"Iroh's going to be Firelord. He should be anyway. And I'm not running away, I'm following my life," Zuko shrugged, "Why are you wearing that cloak?" he asked suddenly, seeming amused by it.
Iroh's going to be Firelord? Zuko isn't?! Hope bubbled up in Avalon, and she smiled widely, throwing the hood back, "Because I thought it was dramatic," she pouted playfully, "Especially this hood."
Zuko pushed the boat out to sea and settled back. Avalon flew into his arms, hugging him fiercely. Zuko laughed a little and hugged her back.
"You're not going to run away from me again, are you?" Zuko asked seriously.
"Only if you don't let me keep this cloak," Avalon joked back. Zuko sighed, that was probably the best answer he would get. But she was happy, jokingly so even, and that made Zuko happy, despite the lack of commitment she provided.
"And I wasn't kidding earlier," Avalon added, knowing what Zuko had really been fishing for. Now it was Zuko's turn to smile widely. As they set about steering the boat in the direction of anywhere else, Avalon started humming.
Zuko knew the song; it was the first he had ever heard her sing. They had been stranded at the North Pole, and he had scoffed at her, because he thought the words were so inappropriate. Like anything else she said or did, the words were imprinted on Zuko's brain and he started to sing along with the humming.
Avalon had never heard Zuko sing before, and there was good reason for that. Zuko's voice was woefully out of tune as he warbled along with her. She almost broke into laughter, but then joined in with him, her voice weaving beautifully in with his tuneless one.
"I think I can make it now, the pain is gone
All of the bad feelings have disappeared
Here is the rainbow I've been prayin' for
It's gonna be a bright, bright, bright,
Bright sunshiny day.
Look all around, there's nothin' but blue skies
Look straight ahead, nothin' but blue skies
I can see clearly now, the rain is gone,
I can see all obstacles in my way
Gone are the dark clouds that had me blind
It's gonna be a bright ,bright, bright,
Bright sunshiny day."
Author's note - I Can See Clearly Now by Johnny Nash.
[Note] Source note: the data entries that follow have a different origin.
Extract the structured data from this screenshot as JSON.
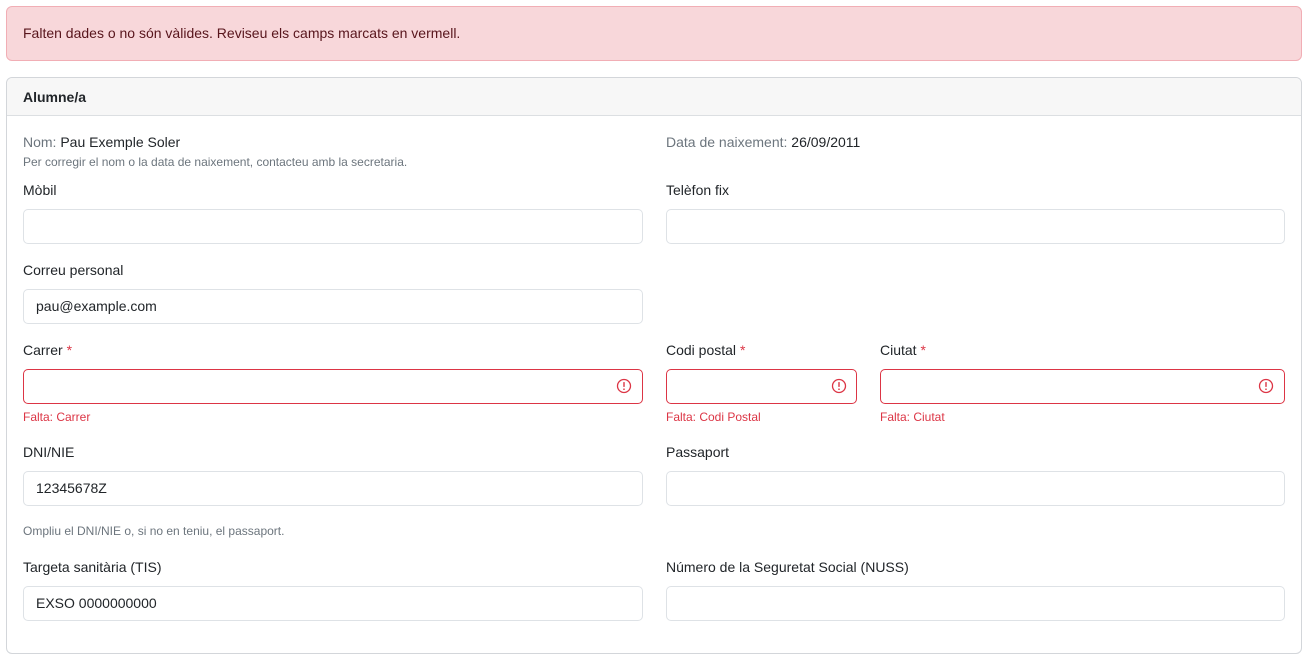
{
  "alert": {
    "message": "Falten dades o no són vàlides. Reviseu els camps marcats en vermell."
  },
  "card": {
    "title": "Alumne/a",
    "name_label": "Nom:",
    "name_value": "Pau Exemple Soler",
    "name_help": "Per corregir el nom o la data de naixement, contacteu amb la secretaria.",
    "birth_label": "Data de naixement:",
    "birth_value": "26/09/2011"
  },
  "fields": {
    "mobile": {
      "label": "Mòbil",
      "value": ""
    },
    "landline": {
      "label": "Telèfon fix",
      "value": ""
    },
    "email": {
      "label": "Correu personal",
      "value": "pau@example.com"
    },
    "street": {
      "label": "Carrer",
      "required_mark": "*",
      "value": "",
      "error": "Falta: Carrer"
    },
    "postal_code": {
      "label": "Codi postal",
      "required_mark": "*",
      "value": "",
      "error": "Falta: Codi Postal"
    },
    "city": {
      "label": "Ciutat",
      "required_mark": "*",
      "value": "",
      "error": "Falta: Ciutat"
    },
    "dni": {
      "label": "DNI/NIE",
      "value": "12345678Z"
    },
    "passport": {
      "label": "Passaport",
      "value": ""
    },
    "id_help": "Ompliu el DNI/NIE o, si no en teniu, el passaport.",
    "tis": {
      "label": "Targeta sanitària (TIS)",
      "value": "EXSO 0000000000"
    },
    "nuss": {
      "label": "Número de la Seguretat Social (NUSS)",
      "value": ""
    }
  },
  "colors": {
    "alert_bg": "#f8d7da",
    "alert_text": "#58151c",
    "error": "#dc3545",
    "border": "#dee2e6"
  },
  "icons": {
    "invalid": "exclamation-circle-icon"
  }
}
Thank you everybody for reading my little story, especially Avatarlover1, ChipFest, penz rite stuf, and Vaklu, my couple of faithful reviewers. You guys rock :)